Stopping new fossil fuel infrastructure
Although New York banned fracking in 2014, our state is allowing a huge buildup of new fossil fuel infrastructure, including fracked gas pipelines, power plants, and waste and storage for the fracking industry. There is active resistance to this buildup throughout New York State.

We already have the technology to meet these needs using renewable energy, through community solar, wind power, geothermal energy, and energy efficiency.

  • Join the fight against the Williams NESE pipeline that would carry fracked gas under our harbor from New Jersey to Rockaway. Oppose corporate utility rate hikes that would pay for more fossil fuels.
  • See the interactive MAP of fracking infrastructure in our region, and learn about communities fighting back:
  • Get involved to help keep our energy rates from rising and to push New York State agencies to implement the renewable economy we know is possible:
  • Get involved in pushing for renewable heating and cooling at

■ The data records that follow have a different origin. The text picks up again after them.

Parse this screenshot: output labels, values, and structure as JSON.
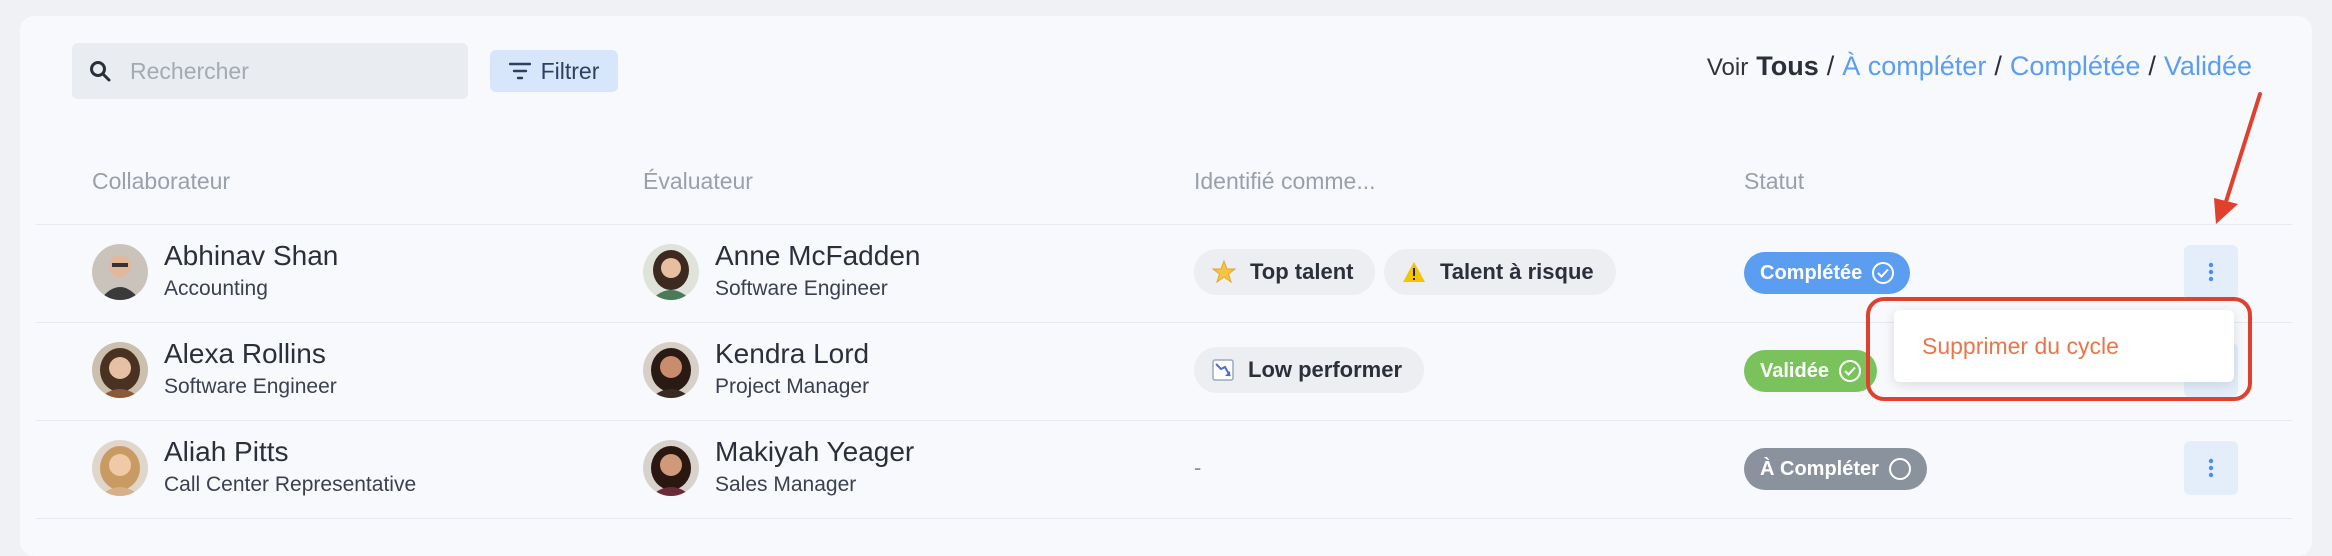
{
  "toolbar": {
    "search_placeholder": "Rechercher",
    "filter_label": "Filtrer",
    "view_prefix": "Voir",
    "view_all": "Tous",
    "view_options": [
      "À compléter",
      "Complétée",
      "Validée"
    ],
    "separator": "/"
  },
  "table": {
    "headers": [
      "Collaborateur",
      "Évaluateur",
      "Identifié comme...",
      "Statut"
    ],
    "rows": [
      {
        "employee": {
          "name": "Abhinav Shan",
          "role": "Accounting"
        },
        "reviewer": {
          "name": "Anne McFadden",
          "role": "Software Engineer"
        },
        "tags": [
          {
            "label": "Top talent",
            "icon": "star-icon"
          },
          {
            "label": "Talent à risque",
            "icon": "warning-icon"
          }
        ],
        "status": {
          "label": "Complétée",
          "color": "#5b9df0",
          "icon": "check-circle-icon"
        }
      },
      {
        "employee": {
          "name": "Alexa Rollins",
          "role": "Software Engineer"
        },
        "reviewer": {
          "name": "Kendra Lord",
          "role": "Project Manager"
        },
        "tags": [
          {
            "label": "Low performer",
            "icon": "chart-down-icon"
          }
        ],
        "status": {
          "label": "Validée",
          "color": "#7ac35c",
          "icon": "check-circle-icon"
        }
      },
      {
        "employee": {
          "name": "Aliah Pitts",
          "role": "Call Center Representative"
        },
        "reviewer": {
          "name": "Makiyah Yeager",
          "role": "Sales Manager"
        },
        "tags_empty": "-",
        "status": {
          "label": "À Compléter",
          "color": "#8a929e",
          "icon": "empty-circle-icon"
        }
      }
    ]
  },
  "context_menu": {
    "item_label": "Supprimer du cycle",
    "item_color": "#e8764a"
  },
  "annotation": {
    "color": "#e0402e"
  }
}
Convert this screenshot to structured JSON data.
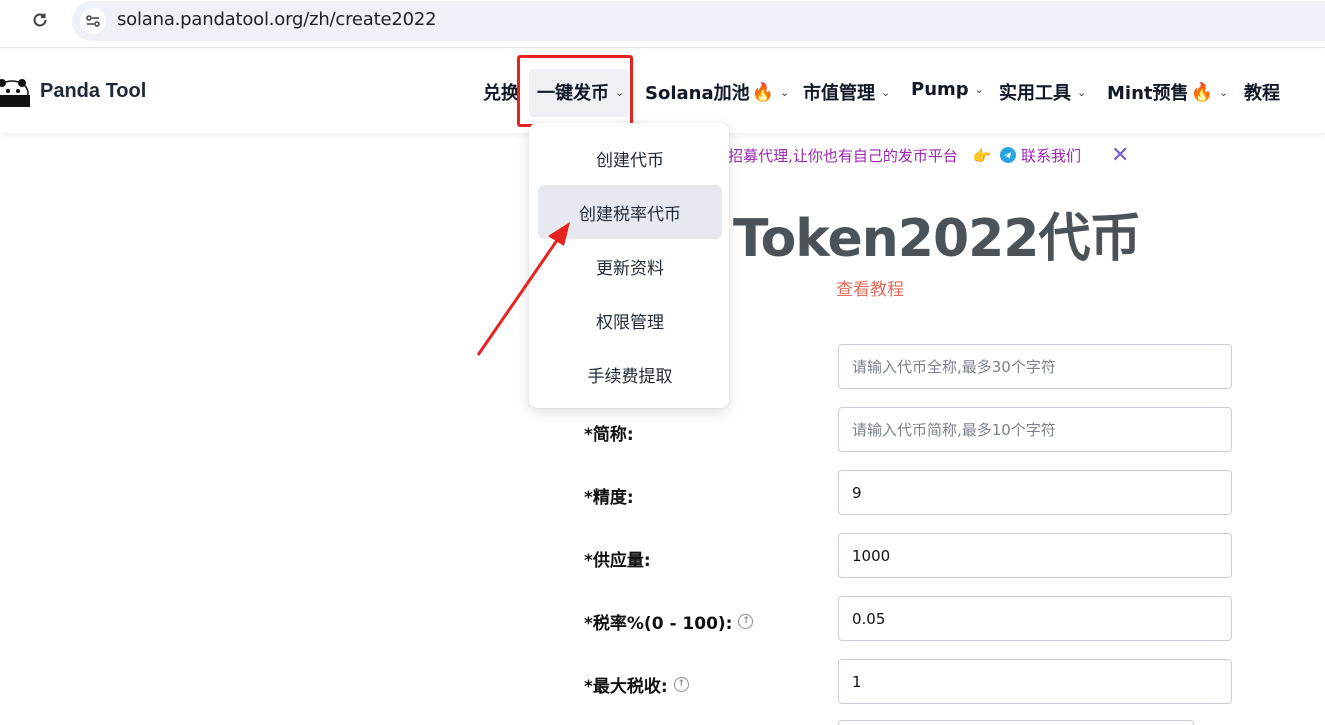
{
  "browser": {
    "url": "solana.pandatool.org/zh/create2022"
  },
  "header": {
    "brand": "Panda Tool",
    "nav": [
      {
        "label": "兑换"
      },
      {
        "label": "一键发币"
      },
      {
        "label": "Solana加池"
      },
      {
        "label": "市值管理"
      },
      {
        "label": "Pump"
      },
      {
        "label": "实用工具"
      },
      {
        "label": "Mint预售"
      },
      {
        "label": "教程"
      }
    ],
    "fire_emoji": "🔥",
    "chevron": "⌄"
  },
  "dropdown": {
    "items": [
      {
        "label": "创建代币"
      },
      {
        "label": "创建税率代币"
      },
      {
        "label": "更新资料"
      },
      {
        "label": "权限管理"
      },
      {
        "label": "手续费提取"
      }
    ],
    "highlighted_index": 1
  },
  "announcement": {
    "text": "l招募代理,让你也有自己的发币平台",
    "pointer_emoji": "👉",
    "contact": "联系我们",
    "close": "✕"
  },
  "main": {
    "title": "Token2022代币",
    "tutorial_link": "查看教程"
  },
  "form": {
    "name": {
      "placeholder": "请输入代币全称,最多30个字符"
    },
    "symbol": {
      "label": "*简称:",
      "placeholder": "请输入代币简称,最多10个字符"
    },
    "decimals": {
      "label": "*精度:",
      "value": "9"
    },
    "supply": {
      "label": "*供应量:",
      "value": "1000"
    },
    "tax_rate": {
      "label": "*税率%(0 - 100):",
      "value": "0.05"
    },
    "max_tax": {
      "label": "*最大税收:",
      "value": "1"
    }
  },
  "colors": {
    "highlight_box": "#e5231f",
    "announcement": "#9b27b0",
    "tutorial_link": "#e06c5c",
    "heading": "#4b5358"
  }
}
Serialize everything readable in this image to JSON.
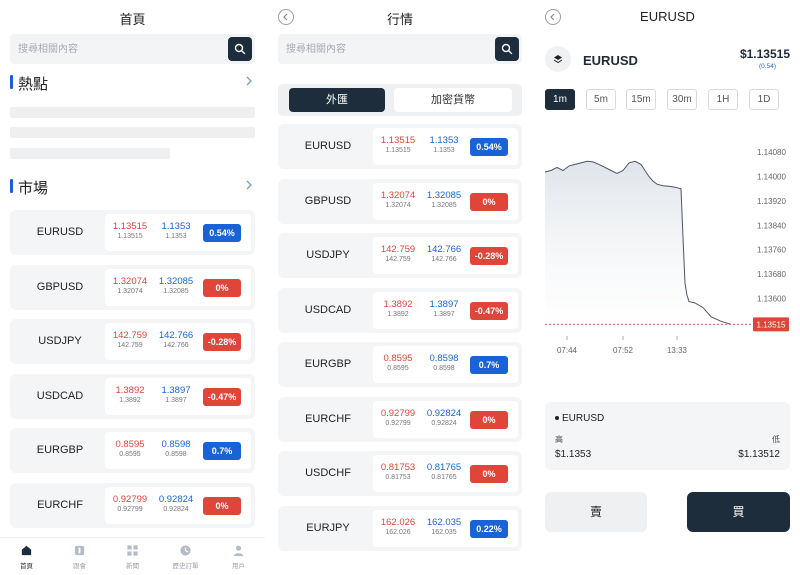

Project Drawdown
This project offers 100 solutions to reduce greenhouse gas emissions in seven sectors: Electricity Generation, Food, Women and Girls, Buildings and Cities, Land Use, Transport, and Materials. For the Drawdown website, see:

  • Find out about Project Drawdown and help others learn about the many ways to draw down fossil fuel emissions.